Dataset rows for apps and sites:
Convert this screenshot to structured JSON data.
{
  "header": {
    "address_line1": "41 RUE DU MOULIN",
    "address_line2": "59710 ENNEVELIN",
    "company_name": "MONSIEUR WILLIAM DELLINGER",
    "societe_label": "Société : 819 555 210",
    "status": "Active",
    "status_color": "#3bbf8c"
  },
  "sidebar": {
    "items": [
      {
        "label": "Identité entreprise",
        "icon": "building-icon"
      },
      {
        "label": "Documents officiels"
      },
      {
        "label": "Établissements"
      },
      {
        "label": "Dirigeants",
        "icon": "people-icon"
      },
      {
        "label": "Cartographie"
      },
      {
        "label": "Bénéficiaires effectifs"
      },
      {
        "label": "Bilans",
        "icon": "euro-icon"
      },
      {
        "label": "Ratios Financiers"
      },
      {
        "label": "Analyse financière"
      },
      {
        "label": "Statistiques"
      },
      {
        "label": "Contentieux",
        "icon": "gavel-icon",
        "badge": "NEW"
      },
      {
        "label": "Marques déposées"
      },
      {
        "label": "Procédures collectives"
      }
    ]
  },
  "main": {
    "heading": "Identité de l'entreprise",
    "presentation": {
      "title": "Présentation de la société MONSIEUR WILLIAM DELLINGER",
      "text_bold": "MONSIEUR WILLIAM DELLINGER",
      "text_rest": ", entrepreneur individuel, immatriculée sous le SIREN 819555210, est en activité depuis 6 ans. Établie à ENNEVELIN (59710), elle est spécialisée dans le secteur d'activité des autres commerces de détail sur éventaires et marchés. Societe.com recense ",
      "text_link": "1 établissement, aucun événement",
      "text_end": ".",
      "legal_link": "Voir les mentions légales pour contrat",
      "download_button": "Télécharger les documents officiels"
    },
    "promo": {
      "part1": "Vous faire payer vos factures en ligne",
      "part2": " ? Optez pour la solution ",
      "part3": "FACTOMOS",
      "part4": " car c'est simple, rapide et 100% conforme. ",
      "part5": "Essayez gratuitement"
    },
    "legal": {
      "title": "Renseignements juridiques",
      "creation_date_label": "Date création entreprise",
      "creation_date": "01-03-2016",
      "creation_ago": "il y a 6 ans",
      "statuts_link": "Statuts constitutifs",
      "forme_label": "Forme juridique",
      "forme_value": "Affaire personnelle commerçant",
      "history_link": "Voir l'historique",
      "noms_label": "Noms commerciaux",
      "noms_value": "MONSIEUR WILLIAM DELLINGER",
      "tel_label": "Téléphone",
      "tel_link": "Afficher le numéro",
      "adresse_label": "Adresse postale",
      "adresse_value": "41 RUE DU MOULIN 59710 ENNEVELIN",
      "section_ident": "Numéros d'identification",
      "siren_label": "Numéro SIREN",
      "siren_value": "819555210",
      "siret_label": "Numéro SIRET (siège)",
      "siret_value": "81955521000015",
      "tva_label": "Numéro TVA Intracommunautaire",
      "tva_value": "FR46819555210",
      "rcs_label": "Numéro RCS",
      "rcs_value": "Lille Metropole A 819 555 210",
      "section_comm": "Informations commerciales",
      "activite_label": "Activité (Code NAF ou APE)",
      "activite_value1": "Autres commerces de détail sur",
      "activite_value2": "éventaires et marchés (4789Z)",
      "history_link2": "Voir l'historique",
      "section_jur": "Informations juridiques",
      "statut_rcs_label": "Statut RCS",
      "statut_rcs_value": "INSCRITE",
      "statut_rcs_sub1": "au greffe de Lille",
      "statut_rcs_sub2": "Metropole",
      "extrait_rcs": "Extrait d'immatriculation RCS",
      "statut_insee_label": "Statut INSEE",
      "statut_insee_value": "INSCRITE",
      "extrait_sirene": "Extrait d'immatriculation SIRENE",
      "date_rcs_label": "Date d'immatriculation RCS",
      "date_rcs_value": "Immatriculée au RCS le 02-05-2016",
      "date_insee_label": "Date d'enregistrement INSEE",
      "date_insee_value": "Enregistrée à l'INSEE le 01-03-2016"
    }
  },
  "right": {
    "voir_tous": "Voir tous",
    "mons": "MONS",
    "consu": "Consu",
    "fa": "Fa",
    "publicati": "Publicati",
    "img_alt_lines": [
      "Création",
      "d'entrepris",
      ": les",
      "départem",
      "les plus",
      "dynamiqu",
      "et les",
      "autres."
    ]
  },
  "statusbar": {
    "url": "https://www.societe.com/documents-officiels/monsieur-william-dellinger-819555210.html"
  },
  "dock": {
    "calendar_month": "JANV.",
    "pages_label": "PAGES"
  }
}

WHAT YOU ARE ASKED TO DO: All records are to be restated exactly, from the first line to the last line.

THE COMPLETED TASK:
Convert this screenshot to structured JSON data.
{
  "header": {
    "address_line1": "41 RUE DU MOULIN",
    "address_line2": "59710 ENNEVELIN",
    "company_name": "MONSIEUR WILLIAM DELLINGER",
    "societe_label": "Société : 819 555 210",
    "status": "Active",
    "status_color": "#3bbf8c"
  },
  "sidebar": {
    "items": [
      {
        "label": "Identité entreprise",
        "icon": "building-icon"
      },
      {
        "label": "Documents officiels"
      },
      {
        "label": "Établissements"
      },
      {
        "label": "Dirigeants",
        "icon": "people-icon"
      },
      {
        "label": "Cartographie"
      },
      {
        "label": "Bénéficiaires effectifs"
      },
      {
        "label": "Bilans",
        "icon": "euro-icon"
      },
      {
        "label": "Ratios Financiers"
      },
      {
        "label": "Analyse financière"
      },
      {
        "label": "Statistiques"
      },
      {
        "label": "Contentieux",
        "icon": "gavel-icon",
        "badge": "NEW"
      },
      {
        "label": "Marques déposées"
      },
      {
        "label": "Procédures collectives"
      }
    ]
  },
  "main": {
    "heading": "Identité de l'entreprise",
    "presentation": {
      "title": "Présentation de la société MONSIEUR WILLIAM DELLINGER",
      "text_bold": "MONSIEUR WILLIAM DELLINGER",
      "text_rest": ", entrepreneur individuel, immatriculée sous le SIREN 819555210, est en activité depuis 6 ans. Établie à ENNEVELIN (59710), elle est spécialisée dans le secteur d'activité des autres commerces de détail sur éventaires et marchés. Societe.com recense ",
      "text_link": "1 établissement, aucun événement",
      "text_end": ".",
      "legal_link": "Voir les mentions légales pour contrat",
      "download_button": "Télécharger les documents officiels"
    },
    "promo": {
      "part1": "Vous faire payer vos factures en ligne",
      "part2": " ? Optez pour la solution ",
      "part3": "FACTOMOS",
      "part4": " car c'est simple, rapide et 100% conforme. ",
      "part5": "Essayez gratuitement"
    },
    "legal": {
      "title": "Renseignements juridiques",
      "creation_date_label": "Date création entreprise",
      "creation_date": "01-03-2016",
      "creation_ago": "il y a 6 ans",
      "statuts_link": "Statuts constitutifs",
      "forme_label": "Forme juridique",
      "forme_value": "Affaire personnelle commerçant",
      "history_link": "Voir l'historique",
      "noms_label": "Noms commerciaux",
      "noms_value": "MONSIEUR WILLIAM DELLINGER",
      "tel_label": "Téléphone",
      "tel_link": "Afficher le numéro",
      "adresse_label": "Adresse postale",
      "adresse_value": "41 RUE DU MOULIN 59710 ENNEVELIN",
      "section_ident": "Numéros d'identification",
      "siren_label": "Numéro SIREN",
      "siren_value": "819555210",
      "siret_label": "Numéro SIRET (siège)",
      "siret_value": "81955521000015",
      "tva_label": "Numéro TVA Intracommunautaire",
      "tva_value": "FR46819555210",
      "rcs_label": "Numéro RCS",
      "rcs_value": "Lille Metropole A 819 555 210",
      "section_comm": "Informations commerciales",
      "activite_label": "Activité (Code NAF ou APE)",
      "activite_value1": "Autres commerces de détail sur",
      "activite_value2": "éventaires et marchés (4789Z)",
      "history_link2": "Voir l'historique",
      "section_jur": "Informations juridiques",
      "statut_rcs_label": "Statut RCS",
      "statut_rcs_value": "INSCRITE",
      "statut_rcs_sub1": "au greffe de Lille",
      "statut_rcs_sub2": "Metropole",
      "extrait_rcs": "Extrait d'immatriculation RCS",
      "statut_insee_label": "Statut INSEE",
      "statut_insee_value": "INSCRITE",
      "extrait_sirene": "Extrait d'immatriculation SIRENE",
      "date_rcs_label": "Date d'immatriculation RCS",
      "date_rcs_value": "Immatriculée au RCS le 02-05-2016",
      "date_insee_label": "Date d'enregistrement INSEE",
      "date_insee_value": "Enregistrée à l'INSEE le 01-03-2016"
    }
  },
  "right": {
    "voir_tous": "Voir tous",
    "mons": "MONS",
    "consu": "Consu",
    "fa": "Fa",
    "publicati": "Publicati",
    "img_alt_lines": [
      "Création",
      "d'entrepris",
      ": les",
      "départem",
      "les plus",
      "dynamiqu",
      "et les",
      "autres."
    ]
  },
  "statusbar": {
    "url": "https://www.societe.com/documents-officiels/monsieur-william-dellinger-819555210.html"
  },
  "dock": {
    "calendar_month": "JANV.",
    "pages_label": "PAGES"
  }
}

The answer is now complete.